Putin Shores Up Ties With Cuba
Russian President Vladimir Putin made a phone call to Cuban President Miguel Díaz-Canel on December 28 to wrap up a strong year of cooperation. The two leaders confirmed agreements made in a meeting back in November and agreed to set up more contacts.
Particular attention was paid to mutually beneficial joint projects in energy, industry and other areas, and a shared interest in continuing to strengthen all areas of the Russian-Cuban strategic partnership was expressed.
November meeting: Díaz-Canel met with Putin in Moscow on November 22 to discuss developments in political, economic and cultural partnerships, “as well as to exchange views on key topics on the international agenda,” according to the Kremlin.
- Díaz-Canel was also there to attend the unveiling of a monument dedicated to the late Cuban Communist leader Fidel Castro.
A thorn in America’s side: The Russo-Cuban relationship brings some benefits to both sides. But it is mainly a means for Russia to maintain influence near some of the United States’ most vulnerable shipping lanes.
Russia has been fixated on Cuba for decades. For Moscow, Cuba was the key to Latin America and, as important, a perpetual irritant to the United States. Today, the United States is supporting Ukraine, overseeing blockades on dollars and goods, holding a force on standby in the Mediterranean Sea. Russia desperately needs a counter.

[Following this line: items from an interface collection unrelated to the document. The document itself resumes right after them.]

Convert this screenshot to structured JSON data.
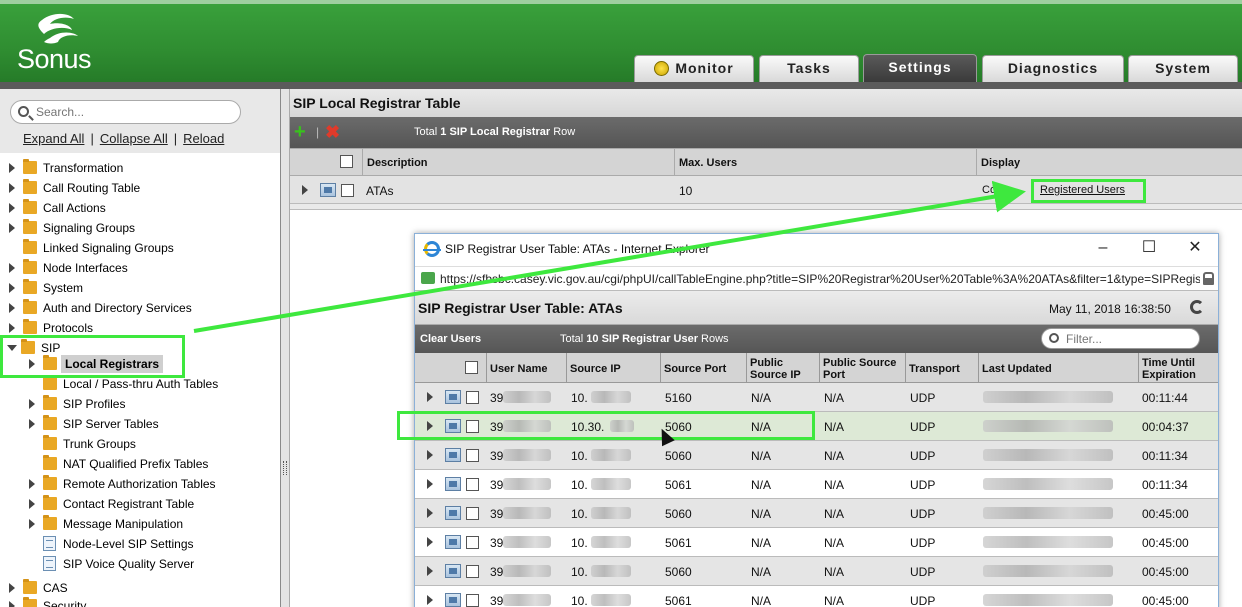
{
  "app": {
    "logo_text": "Sonus"
  },
  "tabs": [
    {
      "label": "Monitor"
    },
    {
      "label": "Tasks"
    },
    {
      "label": "Settings"
    },
    {
      "label": "Diagnostics"
    },
    {
      "label": "System"
    }
  ],
  "sidebar": {
    "search_placeholder": "Search...",
    "links": {
      "expand": "Expand All",
      "collapse": "Collapse All",
      "reload": "Reload"
    },
    "items": [
      {
        "label": "Transformation"
      },
      {
        "label": "Call Routing Table"
      },
      {
        "label": "Call Actions"
      },
      {
        "label": "Signaling Groups"
      },
      {
        "label": "Linked Signaling Groups"
      },
      {
        "label": "Node Interfaces"
      },
      {
        "label": "System"
      },
      {
        "label": "Auth and Directory Services"
      },
      {
        "label": "Protocols"
      },
      {
        "label": "SIP"
      },
      {
        "label": "Local Registrars"
      },
      {
        "label": "Local / Pass-thru Auth Tables"
      },
      {
        "label": "SIP Profiles"
      },
      {
        "label": "SIP Server Tables"
      },
      {
        "label": "Trunk Groups"
      },
      {
        "label": "NAT Qualified Prefix Tables"
      },
      {
        "label": "Remote Authorization Tables"
      },
      {
        "label": "Contact Registrant Table"
      },
      {
        "label": "Message Manipulation"
      },
      {
        "label": "Node-Level SIP Settings"
      },
      {
        "label": "SIP Voice Quality Server"
      },
      {
        "label": "CAS"
      },
      {
        "label": "Security"
      }
    ]
  },
  "main": {
    "title": "SIP Local Registrar Table",
    "toolbar": {
      "total_prefix": "Total ",
      "total_bold": "1 SIP Local Registrar",
      "total_suffix": " Row"
    },
    "columns": {
      "description": "Description",
      "max_users": "Max. Users",
      "display": "Display"
    },
    "row": {
      "description": "ATAs",
      "max_users": "10",
      "collapse": "Co...",
      "registered_users": "Registered Users"
    }
  },
  "popup": {
    "window_title": "SIP Registrar User Table: ATAs - Internet Explorer",
    "url": "https://sfbsbc.casey.vic.gov.au/cgi/phpUI/callTableEngine.php?title=SIP%20Registrar%20User%20Table%3A%20ATAs&filter=1&type=SIPRegis",
    "title": "SIP Registrar User Table: ATAs",
    "date": "May 11, 2018 16:38:50",
    "clear_users": "Clear Users",
    "total_prefix": "Total ",
    "total_bold": "10 SIP Registrar User",
    "total_suffix": " Rows",
    "filter_placeholder": "Filter...",
    "columns": {
      "user_name": "User Name",
      "source_ip": "Source IP",
      "source_port": "Source Port",
      "public_source_ip": "Public Source IP",
      "public_source_port": "Public Source Port",
      "transport": "Transport",
      "last_updated": "Last Updated",
      "time_until_expiration": "Time Until Expiration"
    },
    "rows": [
      {
        "user_name": "39",
        "source_ip": "10.",
        "source_port": "5160",
        "public_ip": "N/A",
        "public_port": "N/A",
        "transport": "UDP",
        "expiration": "00:11:44"
      },
      {
        "user_name": "39",
        "source_ip": "10.30.",
        "source_port": "5060",
        "public_ip": "N/A",
        "public_port": "N/A",
        "transport": "UDP",
        "expiration": "00:04:37"
      },
      {
        "user_name": "39",
        "source_ip": "10.",
        "source_port": "5060",
        "public_ip": "N/A",
        "public_port": "N/A",
        "transport": "UDP",
        "expiration": "00:11:34"
      },
      {
        "user_name": "39",
        "source_ip": "10.",
        "source_port": "5061",
        "public_ip": "N/A",
        "public_port": "N/A",
        "transport": "UDP",
        "expiration": "00:11:34"
      },
      {
        "user_name": "39",
        "source_ip": "10.",
        "source_port": "5060",
        "public_ip": "N/A",
        "public_port": "N/A",
        "transport": "UDP",
        "expiration": "00:45:00"
      },
      {
        "user_name": "39",
        "source_ip": "10.",
        "source_port": "5061",
        "public_ip": "N/A",
        "public_port": "N/A",
        "transport": "UDP",
        "expiration": "00:45:00"
      },
      {
        "user_name": "39",
        "source_ip": "10.",
        "source_port": "5060",
        "public_ip": "N/A",
        "public_port": "N/A",
        "transport": "UDP",
        "expiration": "00:45:00"
      },
      {
        "user_name": "39",
        "source_ip": "10.",
        "source_port": "5061",
        "public_ip": "N/A",
        "public_port": "N/A",
        "transport": "UDP",
        "expiration": "00:45:00"
      }
    ]
  },
  "colors": {
    "brand_green": "#2f8d31",
    "highlight_green": "#3ee83e"
  }
}
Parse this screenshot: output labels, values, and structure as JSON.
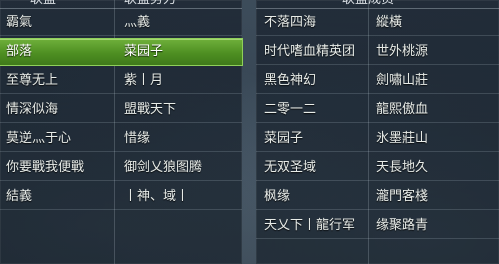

—George Friedman, political analyst
The Trumpet said: Russia understands how vulnerable America’s Gulf trade is and would like nothing more than to cut off America’s economic ties to the rest of the world. We wrote in the March 2019 Trumpet:
The United States is being threatened by hostile nations taking over the Caribbean Sea. Major news sources pay little attention to this region, but the Caribbean is vital to U.S. security. This sea not only connects the East Coast with the Pacific Ocean via the Panama Canal, it guards the mouth of the Gulf of Mexico. Half of America’s seaborne trade passes through the Gulf. So a foreign power that controls the Caribbean could cripple the U.S. economy by restricting its access to oceanic shipping.
Learn more: Read “Preparing to Storm America’s Castle.”